● Exercise
I'd like every record written out again, exactly as it is.

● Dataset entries
==================================================

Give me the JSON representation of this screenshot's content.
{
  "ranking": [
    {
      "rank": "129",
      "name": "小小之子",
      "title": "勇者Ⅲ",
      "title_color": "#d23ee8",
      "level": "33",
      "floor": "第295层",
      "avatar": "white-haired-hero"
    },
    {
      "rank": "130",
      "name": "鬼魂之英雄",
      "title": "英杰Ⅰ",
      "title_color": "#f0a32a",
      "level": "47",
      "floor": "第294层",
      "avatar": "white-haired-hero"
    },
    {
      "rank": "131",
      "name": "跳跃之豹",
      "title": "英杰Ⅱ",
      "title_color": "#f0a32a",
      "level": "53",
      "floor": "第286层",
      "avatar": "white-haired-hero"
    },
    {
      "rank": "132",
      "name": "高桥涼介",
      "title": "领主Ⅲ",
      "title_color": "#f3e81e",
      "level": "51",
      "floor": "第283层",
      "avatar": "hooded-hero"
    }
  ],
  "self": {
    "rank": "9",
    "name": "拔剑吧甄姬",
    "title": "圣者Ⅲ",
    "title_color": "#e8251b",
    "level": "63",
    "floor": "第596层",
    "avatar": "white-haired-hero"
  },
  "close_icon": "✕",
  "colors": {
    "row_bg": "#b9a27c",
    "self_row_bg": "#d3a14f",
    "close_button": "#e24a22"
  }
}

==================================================

● Response
Give me the JSON representation of this screenshot's content.
{
  "ranking": [
    {
      "rank": "129",
      "name": "小小之子",
      "title": "勇者Ⅲ",
      "title_color": "#d23ee8",
      "level": "33",
      "floor": "第295层",
      "avatar": "white-haired-hero"
    },
    {
      "rank": "130",
      "name": "鬼魂之英雄",
      "title": "英杰Ⅰ",
      "title_color": "#f0a32a",
      "level": "47",
      "floor": "第294层",
      "avatar": "white-haired-hero"
    },
    {
      "rank": "131",
      "name": "跳跃之豹",
      "title": "英杰Ⅱ",
      "title_color": "#f0a32a",
      "level": "53",
      "floor": "第286层",
      "avatar": "white-haired-hero"
    },
    {
      "rank": "132",
      "name": "高桥涼介",
      "title": "领主Ⅲ",
      "title_color": "#f3e81e",
      "level": "51",
      "floor": "第283层",
      "avatar": "hooded-hero"
    }
  ],
  "self": {
    "rank": "9",
    "name": "拔剑吧甄姬",
    "title": "圣者Ⅲ",
    "title_color": "#e8251b",
    "level": "63",
    "floor": "第596层",
    "avatar": "white-haired-hero"
  },
  "close_icon": "✕",
  "colors": {
    "row_bg": "#b9a27c",
    "self_row_bg": "#d3a14f",
    "close_button": "#e24a22"
  }
}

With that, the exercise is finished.